[Web page and app entries]
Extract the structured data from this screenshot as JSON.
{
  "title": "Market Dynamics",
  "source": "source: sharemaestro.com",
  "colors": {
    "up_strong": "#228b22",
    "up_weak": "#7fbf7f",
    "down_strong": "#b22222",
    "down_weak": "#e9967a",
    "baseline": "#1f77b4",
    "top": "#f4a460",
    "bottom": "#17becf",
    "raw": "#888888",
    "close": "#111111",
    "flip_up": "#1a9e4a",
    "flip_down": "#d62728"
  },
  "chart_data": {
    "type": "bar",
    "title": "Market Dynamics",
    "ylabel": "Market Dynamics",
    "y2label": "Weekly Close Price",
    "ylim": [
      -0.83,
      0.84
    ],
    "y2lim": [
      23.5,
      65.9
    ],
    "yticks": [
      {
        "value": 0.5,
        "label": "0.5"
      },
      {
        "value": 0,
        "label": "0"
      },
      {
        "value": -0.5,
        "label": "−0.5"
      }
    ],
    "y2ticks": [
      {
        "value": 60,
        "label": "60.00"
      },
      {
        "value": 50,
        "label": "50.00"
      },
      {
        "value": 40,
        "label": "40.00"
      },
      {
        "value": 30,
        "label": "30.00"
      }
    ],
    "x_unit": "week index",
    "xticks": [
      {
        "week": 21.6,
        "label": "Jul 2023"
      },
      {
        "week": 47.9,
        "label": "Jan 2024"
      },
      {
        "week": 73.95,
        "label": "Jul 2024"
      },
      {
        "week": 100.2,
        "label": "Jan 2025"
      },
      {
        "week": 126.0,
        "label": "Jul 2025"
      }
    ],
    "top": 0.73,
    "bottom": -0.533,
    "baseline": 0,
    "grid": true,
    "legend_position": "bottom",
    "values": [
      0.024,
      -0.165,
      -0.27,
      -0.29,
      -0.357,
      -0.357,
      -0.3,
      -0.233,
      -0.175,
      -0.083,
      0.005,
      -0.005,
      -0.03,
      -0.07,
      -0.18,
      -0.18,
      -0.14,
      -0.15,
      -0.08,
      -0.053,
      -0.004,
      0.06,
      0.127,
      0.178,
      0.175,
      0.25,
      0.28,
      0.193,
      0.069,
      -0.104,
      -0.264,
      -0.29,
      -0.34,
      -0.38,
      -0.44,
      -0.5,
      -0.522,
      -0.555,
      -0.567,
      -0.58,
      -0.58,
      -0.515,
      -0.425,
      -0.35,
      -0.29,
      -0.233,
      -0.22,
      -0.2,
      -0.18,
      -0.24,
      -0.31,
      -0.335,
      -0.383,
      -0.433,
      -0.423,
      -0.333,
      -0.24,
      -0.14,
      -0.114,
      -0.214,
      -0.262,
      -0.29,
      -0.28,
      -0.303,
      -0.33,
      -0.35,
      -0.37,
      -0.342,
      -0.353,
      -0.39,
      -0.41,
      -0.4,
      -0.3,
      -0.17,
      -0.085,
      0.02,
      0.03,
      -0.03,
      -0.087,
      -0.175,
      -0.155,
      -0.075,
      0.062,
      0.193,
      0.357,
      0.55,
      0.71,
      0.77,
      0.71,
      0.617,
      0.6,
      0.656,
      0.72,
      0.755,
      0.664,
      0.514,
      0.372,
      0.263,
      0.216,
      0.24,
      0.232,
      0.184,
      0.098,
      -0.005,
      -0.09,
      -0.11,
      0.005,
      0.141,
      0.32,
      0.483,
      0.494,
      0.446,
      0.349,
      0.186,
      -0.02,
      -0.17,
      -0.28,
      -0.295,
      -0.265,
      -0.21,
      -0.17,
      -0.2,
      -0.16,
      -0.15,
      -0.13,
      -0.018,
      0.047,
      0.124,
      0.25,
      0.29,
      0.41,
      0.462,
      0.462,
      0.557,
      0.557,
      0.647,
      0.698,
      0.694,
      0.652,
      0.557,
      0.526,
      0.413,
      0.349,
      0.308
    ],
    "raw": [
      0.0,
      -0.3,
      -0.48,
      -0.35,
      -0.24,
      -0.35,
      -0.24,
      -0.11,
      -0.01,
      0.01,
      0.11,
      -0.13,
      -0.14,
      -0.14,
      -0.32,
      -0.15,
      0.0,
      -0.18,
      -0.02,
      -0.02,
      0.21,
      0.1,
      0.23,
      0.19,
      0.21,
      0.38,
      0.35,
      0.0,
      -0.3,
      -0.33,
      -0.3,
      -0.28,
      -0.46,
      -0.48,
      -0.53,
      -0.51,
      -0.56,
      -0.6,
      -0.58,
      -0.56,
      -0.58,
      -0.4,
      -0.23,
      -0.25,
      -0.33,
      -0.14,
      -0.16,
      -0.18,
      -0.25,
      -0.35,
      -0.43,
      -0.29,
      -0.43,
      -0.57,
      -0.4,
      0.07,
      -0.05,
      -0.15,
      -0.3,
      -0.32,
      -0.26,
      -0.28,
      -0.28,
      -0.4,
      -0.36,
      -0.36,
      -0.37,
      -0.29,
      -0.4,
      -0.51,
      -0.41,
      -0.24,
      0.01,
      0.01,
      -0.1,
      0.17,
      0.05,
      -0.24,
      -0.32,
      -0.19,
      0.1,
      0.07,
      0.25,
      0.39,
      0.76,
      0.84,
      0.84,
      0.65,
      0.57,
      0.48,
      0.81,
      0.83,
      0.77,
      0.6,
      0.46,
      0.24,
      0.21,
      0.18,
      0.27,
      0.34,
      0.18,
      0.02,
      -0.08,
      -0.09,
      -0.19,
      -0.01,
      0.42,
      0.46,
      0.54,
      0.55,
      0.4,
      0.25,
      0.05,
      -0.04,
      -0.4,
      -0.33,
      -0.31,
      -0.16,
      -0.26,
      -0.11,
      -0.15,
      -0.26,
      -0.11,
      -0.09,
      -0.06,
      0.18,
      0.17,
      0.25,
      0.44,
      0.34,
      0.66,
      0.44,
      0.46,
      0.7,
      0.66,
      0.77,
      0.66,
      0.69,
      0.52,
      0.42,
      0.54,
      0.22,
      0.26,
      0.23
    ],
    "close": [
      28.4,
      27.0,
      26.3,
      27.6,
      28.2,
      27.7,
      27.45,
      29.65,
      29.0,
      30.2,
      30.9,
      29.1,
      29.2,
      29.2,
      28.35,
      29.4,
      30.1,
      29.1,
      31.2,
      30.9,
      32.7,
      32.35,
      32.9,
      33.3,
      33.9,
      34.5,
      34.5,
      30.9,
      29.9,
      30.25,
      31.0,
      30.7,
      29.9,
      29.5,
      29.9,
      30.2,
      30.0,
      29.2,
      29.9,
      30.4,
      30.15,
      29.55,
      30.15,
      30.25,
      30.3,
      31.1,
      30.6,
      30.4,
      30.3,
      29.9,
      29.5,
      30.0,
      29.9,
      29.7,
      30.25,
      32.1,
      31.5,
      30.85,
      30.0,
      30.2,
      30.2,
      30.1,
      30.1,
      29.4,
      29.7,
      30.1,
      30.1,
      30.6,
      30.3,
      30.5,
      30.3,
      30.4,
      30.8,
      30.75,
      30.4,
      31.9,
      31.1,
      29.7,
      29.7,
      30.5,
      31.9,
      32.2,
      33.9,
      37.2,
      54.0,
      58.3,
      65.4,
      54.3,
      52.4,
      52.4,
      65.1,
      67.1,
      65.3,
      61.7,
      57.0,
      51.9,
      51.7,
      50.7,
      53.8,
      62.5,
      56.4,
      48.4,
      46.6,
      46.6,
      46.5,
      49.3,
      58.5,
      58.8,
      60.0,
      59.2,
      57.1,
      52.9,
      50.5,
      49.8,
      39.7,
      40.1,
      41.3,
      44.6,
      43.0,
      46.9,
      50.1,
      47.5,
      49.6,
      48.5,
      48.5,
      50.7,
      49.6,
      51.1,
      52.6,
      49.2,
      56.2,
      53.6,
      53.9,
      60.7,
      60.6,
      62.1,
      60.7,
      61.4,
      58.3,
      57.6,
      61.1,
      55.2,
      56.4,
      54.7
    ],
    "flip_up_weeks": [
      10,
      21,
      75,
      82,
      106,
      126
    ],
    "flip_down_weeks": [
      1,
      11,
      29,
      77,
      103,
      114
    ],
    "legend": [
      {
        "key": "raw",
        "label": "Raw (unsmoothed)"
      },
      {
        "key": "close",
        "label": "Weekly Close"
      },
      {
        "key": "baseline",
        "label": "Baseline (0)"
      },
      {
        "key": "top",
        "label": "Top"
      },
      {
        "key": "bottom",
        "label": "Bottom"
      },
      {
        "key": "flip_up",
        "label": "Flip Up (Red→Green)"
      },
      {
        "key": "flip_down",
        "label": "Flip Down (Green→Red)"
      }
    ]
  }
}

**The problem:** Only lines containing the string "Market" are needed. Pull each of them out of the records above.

**Exercise answer:**
  "title": "Market Dynamics",
    "title": "Market Dynamics",
    "ylabel": "Market Dynamics",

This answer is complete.